US8353824Feb 25, 2010Jan 15, 2013Ethicon Endo-Surgery, Inc.Access method with insert
US8517995Oct 15, 2009Aug 27, 2013Ethicon Endo-Surgery, Inc.Access device
US8545450Apr 5, 2006Oct 1, 2013Ethicon Endo-Surgery, Inc.Multi-port laparoscopic access device
US20110034918 *Aug 5, 2009Feb 10, 2011Tyco Healthcare Group LpBlunt Tissue Dissection Surgical Instrument Jaw Designs
US20130018404 *Jul 12, 2012Jan 17, 2013Sascha BerberichMedical cutting instrument for cutting muscles and tendons
US20130211417 *Apr 20, 2011Aug 15, 2013Hull & East Yorkshire Nhs TrustObstetric forceps
CN100518667CSep 15, 2004Jul 29, 2009诺瓦尔外科系统公司Surgical clamp inserts with hooked traction elements
DE10007919A1 *Feb 21, 2000Aug 30, 2001Wolf Gmbh RichardZange zum Freipräparieren von Gewebe in Körperhöhlen
DE10007919C2 *Feb 21, 2000Jul 17, 2003Wolf Gmbh RichardZange zum Freipräparieren von Gewebe in einer Körperhöhle
DE10150829A1 *Oct 15, 2001Oct 2, 2002Olympus Optical CoClipvorrichtung für Physiologisches Gewebe, Clipverfahren und Befestigungsverfahren für eine Clipeinheit

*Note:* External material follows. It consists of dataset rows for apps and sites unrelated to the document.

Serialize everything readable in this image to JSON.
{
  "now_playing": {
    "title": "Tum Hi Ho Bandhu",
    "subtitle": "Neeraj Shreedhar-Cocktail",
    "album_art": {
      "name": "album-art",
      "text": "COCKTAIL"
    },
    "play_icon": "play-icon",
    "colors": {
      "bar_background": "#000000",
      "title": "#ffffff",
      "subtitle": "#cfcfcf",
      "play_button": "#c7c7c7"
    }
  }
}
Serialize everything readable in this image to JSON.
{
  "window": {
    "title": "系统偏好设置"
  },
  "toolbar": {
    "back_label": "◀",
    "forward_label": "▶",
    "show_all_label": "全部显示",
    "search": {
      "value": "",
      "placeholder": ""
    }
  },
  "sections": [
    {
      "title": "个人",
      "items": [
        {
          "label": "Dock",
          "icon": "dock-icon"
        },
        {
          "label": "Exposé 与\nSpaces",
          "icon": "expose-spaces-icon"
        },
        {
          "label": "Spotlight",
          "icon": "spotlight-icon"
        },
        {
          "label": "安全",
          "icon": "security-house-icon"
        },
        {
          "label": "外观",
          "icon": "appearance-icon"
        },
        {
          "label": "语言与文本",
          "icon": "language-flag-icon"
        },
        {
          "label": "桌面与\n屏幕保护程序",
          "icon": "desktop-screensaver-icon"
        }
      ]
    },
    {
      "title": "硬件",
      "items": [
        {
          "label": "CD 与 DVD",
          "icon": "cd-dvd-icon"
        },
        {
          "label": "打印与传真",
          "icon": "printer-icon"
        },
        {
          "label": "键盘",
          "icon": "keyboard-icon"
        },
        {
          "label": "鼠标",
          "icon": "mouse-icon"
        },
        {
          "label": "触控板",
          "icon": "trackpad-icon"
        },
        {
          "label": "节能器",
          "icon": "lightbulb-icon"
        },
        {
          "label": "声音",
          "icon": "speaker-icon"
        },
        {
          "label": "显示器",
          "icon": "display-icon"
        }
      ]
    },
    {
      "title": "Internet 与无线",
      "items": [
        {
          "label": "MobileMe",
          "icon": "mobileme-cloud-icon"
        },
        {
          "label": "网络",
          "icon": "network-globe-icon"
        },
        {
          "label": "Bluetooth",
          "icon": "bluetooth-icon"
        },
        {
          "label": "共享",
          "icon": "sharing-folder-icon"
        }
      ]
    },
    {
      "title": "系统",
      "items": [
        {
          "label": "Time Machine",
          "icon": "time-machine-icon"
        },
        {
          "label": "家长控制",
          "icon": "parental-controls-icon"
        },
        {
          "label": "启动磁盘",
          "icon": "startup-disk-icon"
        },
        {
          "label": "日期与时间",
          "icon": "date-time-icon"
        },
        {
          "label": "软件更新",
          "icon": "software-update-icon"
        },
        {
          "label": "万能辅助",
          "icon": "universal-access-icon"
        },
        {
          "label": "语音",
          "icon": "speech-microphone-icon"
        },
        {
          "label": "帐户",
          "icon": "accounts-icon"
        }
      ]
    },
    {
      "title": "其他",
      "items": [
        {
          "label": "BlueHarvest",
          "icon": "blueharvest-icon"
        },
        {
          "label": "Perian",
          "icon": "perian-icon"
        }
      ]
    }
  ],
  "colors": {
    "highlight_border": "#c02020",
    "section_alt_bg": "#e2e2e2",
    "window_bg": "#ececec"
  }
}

DE10150829B4 *Oct 15, 2001Nov 29, 2012Olympus Optical Co., Ltd.Clipvorrichtung für physiologisches Gewebe
WO2011141873A2May 10, 2011Nov 17, 2011University Of MaltaMinimally invasive surgical end-effector combining scissors, hook and grasper
WO2013003256A2 *Jun 25, 2012Jan 3, 2013Castle Surgical, Inc.Clamping forceps and associated methods
Classifications
U.S. Classification606/207, 600/154, 606/208, 600/153, 600/152, 600/155, 606/205
International ClassificationA61B17/28, A61B17/32
Cooperative ClassificationA61B2017/2931, A61B2017/2926, A61B2017/320064, A61B17/29
European ClassificationA61B17/29
Legal Events
DateCodeEventDescription
May 31, 2011FPExpired due to failure to pay maintenance fee
Effective date: 20110413
Apr 13, 2011LAPSLapse for failure to pay maintenance fees
Nov 15, 2010REMIMaintenance fee reminder mailed
Oct 13, 2006FPAYFee payment
Year of fee payment: 8
Oct 8, 2002FPAYFee payment
Year of fee payment: 4